▶ _RECORDS PROVIDED_

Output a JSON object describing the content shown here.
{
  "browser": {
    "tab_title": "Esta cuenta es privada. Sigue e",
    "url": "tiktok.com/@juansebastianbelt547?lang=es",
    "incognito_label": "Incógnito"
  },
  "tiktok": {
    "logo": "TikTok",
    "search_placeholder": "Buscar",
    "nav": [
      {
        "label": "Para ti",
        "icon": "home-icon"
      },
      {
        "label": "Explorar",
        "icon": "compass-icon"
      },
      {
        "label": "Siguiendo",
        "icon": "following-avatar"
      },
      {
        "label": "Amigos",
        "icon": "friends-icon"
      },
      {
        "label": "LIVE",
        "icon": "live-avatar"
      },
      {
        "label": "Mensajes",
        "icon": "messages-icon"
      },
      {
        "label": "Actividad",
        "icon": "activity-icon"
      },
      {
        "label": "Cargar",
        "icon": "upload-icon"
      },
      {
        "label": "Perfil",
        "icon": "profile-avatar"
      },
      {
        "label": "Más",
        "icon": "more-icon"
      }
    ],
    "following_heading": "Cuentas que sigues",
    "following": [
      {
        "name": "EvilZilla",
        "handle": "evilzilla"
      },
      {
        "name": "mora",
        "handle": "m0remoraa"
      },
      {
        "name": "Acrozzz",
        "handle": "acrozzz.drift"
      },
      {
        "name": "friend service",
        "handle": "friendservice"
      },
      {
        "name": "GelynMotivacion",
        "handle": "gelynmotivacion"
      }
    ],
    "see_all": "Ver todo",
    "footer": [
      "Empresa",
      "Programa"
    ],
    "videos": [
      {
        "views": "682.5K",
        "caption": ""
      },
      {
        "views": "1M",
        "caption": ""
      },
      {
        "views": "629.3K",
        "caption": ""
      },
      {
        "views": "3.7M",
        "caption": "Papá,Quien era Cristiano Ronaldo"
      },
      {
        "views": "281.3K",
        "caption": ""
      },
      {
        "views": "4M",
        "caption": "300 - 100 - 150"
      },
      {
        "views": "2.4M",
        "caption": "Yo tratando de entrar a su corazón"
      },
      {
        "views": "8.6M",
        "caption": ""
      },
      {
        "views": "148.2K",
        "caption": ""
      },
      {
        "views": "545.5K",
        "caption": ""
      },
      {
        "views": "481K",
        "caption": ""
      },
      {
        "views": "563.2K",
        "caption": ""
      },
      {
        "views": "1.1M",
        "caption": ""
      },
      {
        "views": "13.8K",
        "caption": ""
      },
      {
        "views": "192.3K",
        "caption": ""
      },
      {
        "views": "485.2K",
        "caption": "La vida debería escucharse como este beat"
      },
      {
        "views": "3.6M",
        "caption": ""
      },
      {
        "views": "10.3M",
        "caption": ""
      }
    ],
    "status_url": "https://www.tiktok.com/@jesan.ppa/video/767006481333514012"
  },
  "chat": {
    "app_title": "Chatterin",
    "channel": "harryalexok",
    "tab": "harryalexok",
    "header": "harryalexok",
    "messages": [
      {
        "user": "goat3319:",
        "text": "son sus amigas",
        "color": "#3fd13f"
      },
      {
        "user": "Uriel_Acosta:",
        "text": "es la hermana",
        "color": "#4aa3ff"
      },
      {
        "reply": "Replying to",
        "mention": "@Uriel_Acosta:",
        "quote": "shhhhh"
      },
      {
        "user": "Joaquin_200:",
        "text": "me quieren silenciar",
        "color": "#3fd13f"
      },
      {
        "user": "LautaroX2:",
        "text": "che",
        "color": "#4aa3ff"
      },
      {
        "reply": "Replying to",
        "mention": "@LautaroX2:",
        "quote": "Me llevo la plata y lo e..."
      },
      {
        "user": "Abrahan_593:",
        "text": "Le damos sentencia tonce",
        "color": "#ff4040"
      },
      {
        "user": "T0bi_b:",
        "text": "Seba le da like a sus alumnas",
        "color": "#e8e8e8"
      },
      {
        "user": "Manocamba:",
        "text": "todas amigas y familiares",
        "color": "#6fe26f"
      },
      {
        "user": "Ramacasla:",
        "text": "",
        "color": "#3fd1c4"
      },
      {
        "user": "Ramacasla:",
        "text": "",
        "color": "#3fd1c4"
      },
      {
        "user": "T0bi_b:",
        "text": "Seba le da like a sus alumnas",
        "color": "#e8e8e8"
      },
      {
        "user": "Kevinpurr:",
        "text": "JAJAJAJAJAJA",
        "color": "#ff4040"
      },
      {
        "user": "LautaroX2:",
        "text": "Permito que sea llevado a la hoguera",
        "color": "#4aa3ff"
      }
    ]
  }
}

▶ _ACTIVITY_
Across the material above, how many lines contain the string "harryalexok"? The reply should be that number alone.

▶ _RESPONSE AREA_
3